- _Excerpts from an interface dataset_
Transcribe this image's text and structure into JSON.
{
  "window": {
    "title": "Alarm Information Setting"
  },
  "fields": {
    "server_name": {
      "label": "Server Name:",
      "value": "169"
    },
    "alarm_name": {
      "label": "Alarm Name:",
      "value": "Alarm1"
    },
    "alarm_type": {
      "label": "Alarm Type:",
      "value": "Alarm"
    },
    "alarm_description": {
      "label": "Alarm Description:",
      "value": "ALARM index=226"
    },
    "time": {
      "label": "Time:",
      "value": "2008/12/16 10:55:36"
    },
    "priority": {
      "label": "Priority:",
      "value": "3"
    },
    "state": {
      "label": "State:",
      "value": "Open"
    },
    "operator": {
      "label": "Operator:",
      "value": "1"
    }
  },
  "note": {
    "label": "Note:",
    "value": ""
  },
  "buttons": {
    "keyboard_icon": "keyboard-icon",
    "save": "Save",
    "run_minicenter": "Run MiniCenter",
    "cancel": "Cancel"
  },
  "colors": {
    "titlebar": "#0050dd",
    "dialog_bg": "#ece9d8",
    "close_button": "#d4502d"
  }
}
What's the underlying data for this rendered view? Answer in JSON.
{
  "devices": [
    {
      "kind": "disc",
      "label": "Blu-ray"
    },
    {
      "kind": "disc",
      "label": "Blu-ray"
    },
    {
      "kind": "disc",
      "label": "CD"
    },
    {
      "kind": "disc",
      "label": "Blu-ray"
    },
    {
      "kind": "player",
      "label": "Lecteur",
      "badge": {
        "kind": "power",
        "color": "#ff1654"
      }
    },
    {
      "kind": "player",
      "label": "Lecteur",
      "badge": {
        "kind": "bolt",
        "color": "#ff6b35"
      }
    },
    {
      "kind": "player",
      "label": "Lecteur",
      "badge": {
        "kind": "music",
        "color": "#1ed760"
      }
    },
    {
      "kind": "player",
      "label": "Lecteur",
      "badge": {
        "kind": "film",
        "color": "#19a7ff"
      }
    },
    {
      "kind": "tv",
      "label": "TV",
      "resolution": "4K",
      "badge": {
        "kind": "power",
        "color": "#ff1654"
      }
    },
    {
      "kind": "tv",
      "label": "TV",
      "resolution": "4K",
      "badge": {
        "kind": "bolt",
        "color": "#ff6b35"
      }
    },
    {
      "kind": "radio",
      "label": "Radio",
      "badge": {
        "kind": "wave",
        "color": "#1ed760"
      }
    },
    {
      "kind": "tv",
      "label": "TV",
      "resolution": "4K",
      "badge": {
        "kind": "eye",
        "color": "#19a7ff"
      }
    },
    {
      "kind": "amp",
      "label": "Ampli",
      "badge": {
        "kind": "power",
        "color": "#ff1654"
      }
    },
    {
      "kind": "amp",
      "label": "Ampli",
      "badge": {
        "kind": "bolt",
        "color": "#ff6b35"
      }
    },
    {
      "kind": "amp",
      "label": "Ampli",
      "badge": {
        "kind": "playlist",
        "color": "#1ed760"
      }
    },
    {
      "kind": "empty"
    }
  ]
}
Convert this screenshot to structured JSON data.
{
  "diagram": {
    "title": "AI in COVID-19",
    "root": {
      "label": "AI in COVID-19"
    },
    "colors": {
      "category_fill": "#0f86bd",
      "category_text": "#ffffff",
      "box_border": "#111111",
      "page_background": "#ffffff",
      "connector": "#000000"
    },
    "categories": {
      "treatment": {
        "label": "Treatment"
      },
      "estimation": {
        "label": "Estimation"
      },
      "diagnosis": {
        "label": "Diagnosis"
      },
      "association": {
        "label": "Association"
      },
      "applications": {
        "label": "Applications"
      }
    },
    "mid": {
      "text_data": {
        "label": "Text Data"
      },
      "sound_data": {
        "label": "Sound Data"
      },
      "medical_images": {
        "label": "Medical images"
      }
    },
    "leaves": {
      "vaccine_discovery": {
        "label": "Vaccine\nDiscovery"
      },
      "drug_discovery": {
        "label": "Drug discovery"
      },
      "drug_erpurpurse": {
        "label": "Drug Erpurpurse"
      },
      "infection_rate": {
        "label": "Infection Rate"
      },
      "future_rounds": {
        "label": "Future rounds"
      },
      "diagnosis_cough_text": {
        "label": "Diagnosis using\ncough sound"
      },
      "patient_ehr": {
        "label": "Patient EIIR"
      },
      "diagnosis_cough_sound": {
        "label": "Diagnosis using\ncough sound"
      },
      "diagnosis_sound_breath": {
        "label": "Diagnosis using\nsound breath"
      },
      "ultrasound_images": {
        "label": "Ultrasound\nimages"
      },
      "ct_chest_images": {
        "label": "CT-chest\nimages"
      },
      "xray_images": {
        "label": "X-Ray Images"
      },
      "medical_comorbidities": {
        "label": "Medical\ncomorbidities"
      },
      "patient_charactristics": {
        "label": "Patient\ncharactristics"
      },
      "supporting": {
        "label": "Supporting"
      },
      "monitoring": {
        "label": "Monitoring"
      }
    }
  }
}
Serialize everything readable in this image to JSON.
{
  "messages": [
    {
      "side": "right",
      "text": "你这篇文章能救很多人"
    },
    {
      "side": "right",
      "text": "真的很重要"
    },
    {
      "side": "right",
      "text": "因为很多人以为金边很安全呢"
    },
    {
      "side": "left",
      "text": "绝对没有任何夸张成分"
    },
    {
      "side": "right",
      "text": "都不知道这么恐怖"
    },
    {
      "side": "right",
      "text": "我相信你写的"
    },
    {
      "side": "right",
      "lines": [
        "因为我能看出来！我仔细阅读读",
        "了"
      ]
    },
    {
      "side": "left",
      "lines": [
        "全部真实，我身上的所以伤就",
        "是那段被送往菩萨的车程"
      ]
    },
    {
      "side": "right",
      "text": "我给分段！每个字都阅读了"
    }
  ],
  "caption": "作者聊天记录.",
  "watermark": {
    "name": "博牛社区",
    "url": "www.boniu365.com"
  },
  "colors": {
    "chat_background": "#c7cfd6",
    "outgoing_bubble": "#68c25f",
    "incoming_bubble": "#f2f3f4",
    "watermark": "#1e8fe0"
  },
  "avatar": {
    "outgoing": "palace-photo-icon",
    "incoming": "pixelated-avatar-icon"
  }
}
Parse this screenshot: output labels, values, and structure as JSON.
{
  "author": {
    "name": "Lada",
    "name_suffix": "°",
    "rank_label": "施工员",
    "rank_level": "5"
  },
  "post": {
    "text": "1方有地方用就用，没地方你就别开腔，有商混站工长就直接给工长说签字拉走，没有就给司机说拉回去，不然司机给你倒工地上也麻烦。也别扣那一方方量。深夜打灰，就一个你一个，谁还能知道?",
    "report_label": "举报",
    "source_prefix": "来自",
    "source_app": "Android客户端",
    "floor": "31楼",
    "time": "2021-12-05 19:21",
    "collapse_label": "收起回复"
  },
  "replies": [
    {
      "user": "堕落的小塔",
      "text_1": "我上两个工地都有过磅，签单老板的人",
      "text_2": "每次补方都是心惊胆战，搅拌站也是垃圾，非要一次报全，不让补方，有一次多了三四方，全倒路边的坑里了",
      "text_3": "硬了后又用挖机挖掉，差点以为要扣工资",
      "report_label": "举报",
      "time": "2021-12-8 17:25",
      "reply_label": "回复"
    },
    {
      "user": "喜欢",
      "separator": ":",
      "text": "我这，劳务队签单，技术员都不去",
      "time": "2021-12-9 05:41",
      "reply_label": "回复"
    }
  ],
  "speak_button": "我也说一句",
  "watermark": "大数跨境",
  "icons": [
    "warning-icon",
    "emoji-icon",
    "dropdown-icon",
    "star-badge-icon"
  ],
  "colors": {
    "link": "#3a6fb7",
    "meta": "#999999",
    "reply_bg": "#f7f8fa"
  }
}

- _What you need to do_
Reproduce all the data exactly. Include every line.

- _Answer below_
Transcribe this image's text and structure into JSON.
{
  "window": {
    "title": "Alarm Information Setting"
  },
  "fields": {
    "server_name": {
      "label": "Server Name:",
      "value": "169"
    },
    "alarm_name": {
      "label": "Alarm Name:",
      "value": "Alarm1"
    },
    "alarm_type": {
      "label": "Alarm Type:",
      "value": "Alarm"
    },
    "alarm_description": {
      "label": "Alarm Description:",
      "value": "ALARM index=226"
    },
    "time": {
      "label": "Time:",
      "value": "2008/12/16 10:55:36"
    },
    "priority": {
      "label": "Priority:",
      "value": "3"
    },
    "state": {
      "label": "State:",
      "value": "Open"
    },
    "operator": {
      "label": "Operator:",
      "value": "1"
    }
  },
  "note": {
    "label": "Note:",
    "value": ""
  },
  "buttons": {
    "keyboard_icon": "keyboard-icon",
    "save": "Save",
    "run_minicenter": "Run MiniCenter",
    "cancel": "Cancel"
  },
  "colors": {
    "titlebar": "#0050dd",
    "dialog_bg": "#ece9d8",
    "close_button": "#d4502d"
  }
}
What's the underlying data for this rendered view? Answer in JSON.
{
  "devices": [
    {
      "kind": "disc",
      "label": "Blu-ray"
    },
    {
      "kind": "disc",
      "label": "Blu-ray"
    },
    {
      "kind": "disc",
      "label": "CD"
    },
    {
      "kind": "disc",
      "label": "Blu-ray"
    },
    {
      "kind": "player",
      "label": "Lecteur",
      "badge": {
        "kind": "power",
        "color": "#ff1654"
      }
    },
    {
      "kind": "player",
      "label": "Lecteur",
      "badge": {
        "kind": "bolt",
        "color": "#ff6b35"
      }
    },
    {
      "kind": "player",
      "label": "Lecteur",
      "badge": {
        "kind": "music",
        "color": "#1ed760"
      }
    },
    {
      "kind": "player",
      "label": "Lecteur",
      "badge": {
        "kind": "film",
        "color": "#19a7ff"
      }
    },
    {
      "kind": "tv",
      "label": "TV",
      "resolution": "4K",
      "badge": {
        "kind": "power",
        "color": "#ff1654"
      }
    },
    {
      "kind": "tv",
      "label": "TV",
      "resolution": "4K",
      "badge": {
        "kind": "bolt",
        "color": "#ff6b35"
      }
    },
    {
      "kind": "radio",
      "label": "Radio",
      "badge": {
        "kind": "wave",
        "color": "#1ed760"
      }
    },
    {
      "kind": "tv",
      "label": "TV",
      "resolution": "4K",
      "badge": {
        "kind": "eye",
        "color": "#19a7ff"
      }
    },
    {
      "kind": "amp",
      "label": "Ampli",
      "badge": {
        "kind": "power",
        "color": "#ff1654"
      }
    },
    {
      "kind": "amp",
      "label": "Ampli",
      "badge": {
        "kind": "bolt",
        "color": "#ff6b35"
      }
    },
    {
      "kind": "amp",
      "label": "Ampli",
      "badge": {
        "kind": "playlist",
        "color": "#1ed760"
      }
    },
    {
      "kind": "empty"
    }
  ]
}
Convert this screenshot to structured JSON data.
{
  "diagram": {
    "title": "AI in COVID-19",
    "root": {
      "label": "AI in COVID-19"
    },
    "colors": {
      "category_fill": "#0f86bd",
      "category_text": "#ffffff",
      "box_border": "#111111",
      "page_background": "#ffffff",
      "connector": "#000000"
    },
    "categories": {
      "treatment": {
        "label": "Treatment"
      },
      "estimation": {
        "label": "Estimation"
      },
      "diagnosis": {
        "label": "Diagnosis"
      },
      "association": {
        "label": "Association"
      },
      "applications": {
        "label": "Applications"
      }
    },
    "mid": {
      "text_data": {
        "label": "Text Data"
      },
      "sound_data": {
        "label": "Sound Data"
      },
      "medical_images": {
        "label": "Medical images"
      }
    },
    "leaves": {
      "vaccine_discovery": {
        "label": "Vaccine\nDiscovery"
      },
      "drug_discovery": {
        "label": "Drug discovery"
      },
      "drug_erpurpurse": {
        "label": "Drug Erpurpurse"
      },
      "infection_rate": {
        "label": "Infection Rate"
      },
      "future_rounds": {
        "label": "Future rounds"
      },
      "diagnosis_cough_text": {
        "label": "Diagnosis using\ncough sound"
      },
      "patient_ehr": {
        "label": "Patient EIIR"
      },
      "diagnosis_cough_sound": {
        "label": "Diagnosis using\ncough sound"
      },
      "diagnosis_sound_breath": {
        "label": "Diagnosis using\nsound breath"
      },
      "ultrasound_images": {
        "label": "Ultrasound\nimages"
      },
      "ct_chest_images": {
        "label": "CT-chest\nimages"
      },
      "xray_images": {
        "label": "X-Ray Images"
      },
      "medical_comorbidities": {
        "label": "Medical\ncomorbidities"
      },
      "patient_charactristics": {
        "label": "Patient\ncharactristics"
      },
      "supporting": {
        "label": "Supporting"
      },
      "monitoring": {
        "label": "Monitoring"
      }
    }
  }
}
Serialize everything readable in this image to JSON.
{
  "messages": [
    {
      "side": "right",
      "text": "你这篇文章能救很多人"
    },
    {
      "side": "right",
      "text": "真的很重要"
    },
    {
      "side": "right",
      "text": "因为很多人以为金边很安全呢"
    },
    {
      "side": "left",
      "text": "绝对没有任何夸张成分"
    },
    {
      "side": "right",
      "text": "都不知道这么恐怖"
    },
    {
      "side": "right",
      "text": "我相信你写的"
    },
    {
      "side": "right",
      "lines": [
        "因为我能看出来！我仔细阅读读",
        "了"
      ]
    },
    {
      "side": "left",
      "lines": [
        "全部真实，我身上的所以伤就",
        "是那段被送往菩萨的车程"
      ]
    },
    {
      "side": "right",
      "text": "我给分段！每个字都阅读了"
    }
  ],
  "caption": "作者聊天记录.",
  "watermark": {
    "name": "博牛社区",
    "url": "www.boniu365.com"
  },
  "colors": {
    "chat_background": "#c7cfd6",
    "outgoing_bubble": "#68c25f",
    "incoming_bubble": "#f2f3f4",
    "watermark": "#1e8fe0"
  },
  "avatar": {
    "outgoing": "palace-photo-icon",
    "incoming": "pixelated-avatar-icon"
  }
}
Parse this screenshot: output labels, values, and structure as JSON.
{
  "author": {
    "name": "Lada",
    "name_suffix": "°",
    "rank_label": "施工员",
    "rank_level": "5"
  },
  "post": {
    "text": "1方有地方用就用，没地方你就别开腔，有商混站工长就直接给工长说签字拉走，没有就给司机说拉回去，不然司机给你倒工地上也麻烦。也别扣那一方方量。深夜打灰，就一个你一个，谁还能知道?",
    "report_label": "举报",
    "source_prefix": "来自",
    "source_app": "Android客户端",
    "floor": "31楼",
    "time": "2021-12-05 19:21",
    "collapse_label": "收起回复"
  },
  "replies": [
    {
      "user": "堕落的小塔",
      "text_1": "我上两个工地都有过磅，签单老板的人",
      "text_2": "每次补方都是心惊胆战，搅拌站也是垃圾，非要一次报全，不让补方，有一次多了三四方，全倒路边的坑里了",
      "text_3": "硬了后又用挖机挖掉，差点以为要扣工资",
      "report_label": "举报",
      "time": "2021-12-8 17:25",
      "reply_label": "回复"
    },
    {
      "user": "喜欢",
      "separator": ":",
      "text": "我这，劳务队签单，技术员都不去",
      "time": "2021-12-9 05:41",
      "reply_label": "回复"
    }
  ],
  "speak_button": "我也说一句",
  "watermark": "大数跨境",
  "icons": [
    "warning-icon",
    "emoji-icon",
    "dropdown-icon",
    "star-badge-icon"
  ],
  "colors": {
    "link": "#3a6fb7",
    "meta": "#999999",
    "reply_bg": "#f7f8fa"
  }
}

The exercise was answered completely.